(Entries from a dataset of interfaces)
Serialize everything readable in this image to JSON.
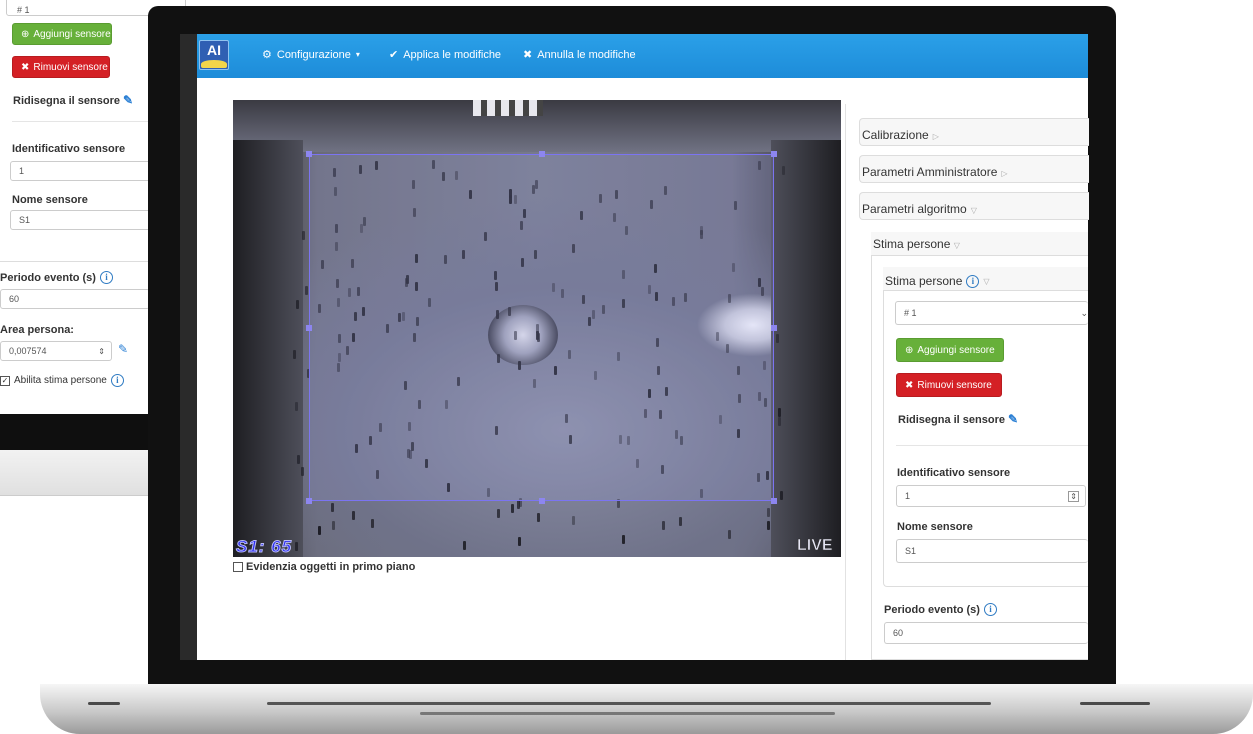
{
  "bg_panel": {
    "select_value": "# 1",
    "add_label": "Aggiungi sensore",
    "remove_label": "Rimuovi sensore",
    "redraw_label": "Ridisegna il sensore",
    "id_label": "Identificativo sensore",
    "id_value": "1",
    "name_label": "Nome sensore",
    "name_value": "S1",
    "period_label": "Periodo evento (s)",
    "period_value": "60",
    "area_label": "Area persona:",
    "area_value": "0,007574",
    "enable_label": "Abilita stima persone"
  },
  "navbar": {
    "logo": "AI",
    "config_label": "Configurazione",
    "apply_label": "Applica le modifiche",
    "cancel_label": "Annulla le modifiche"
  },
  "video": {
    "camera_label": "S1: 65",
    "live_label": "LIVE",
    "highlight_label": "Evidenzia oggetti in primo piano"
  },
  "panel": {
    "calibration": "Calibrazione",
    "admin": "Parametri Amministratore",
    "algorithm": "Parametri algoritmo",
    "people_group": "Stima persone",
    "people_sub": "Stima persone",
    "select_value": "# 1",
    "add_label": "Aggiungi sensore",
    "remove_label": "Rimuovi sensore",
    "redraw_label": "Ridisegna il sensore",
    "id_label": "Identificativo sensore",
    "id_value": "1",
    "name_label": "Nome sensore",
    "name_value": "S1",
    "period_label": "Periodo evento (s)",
    "period_value": "60"
  },
  "colors": {
    "navbar": "#1d8cd9",
    "add_button": "#67b03a",
    "remove_button": "#d42025",
    "roi_border": "#7b74f2"
  }
}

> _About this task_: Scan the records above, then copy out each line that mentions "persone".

> _Task solution_:
    "enable_label": "Abilita stima persone"
    "people_group": "Stima persone",
    "people_sub": "Stima persone",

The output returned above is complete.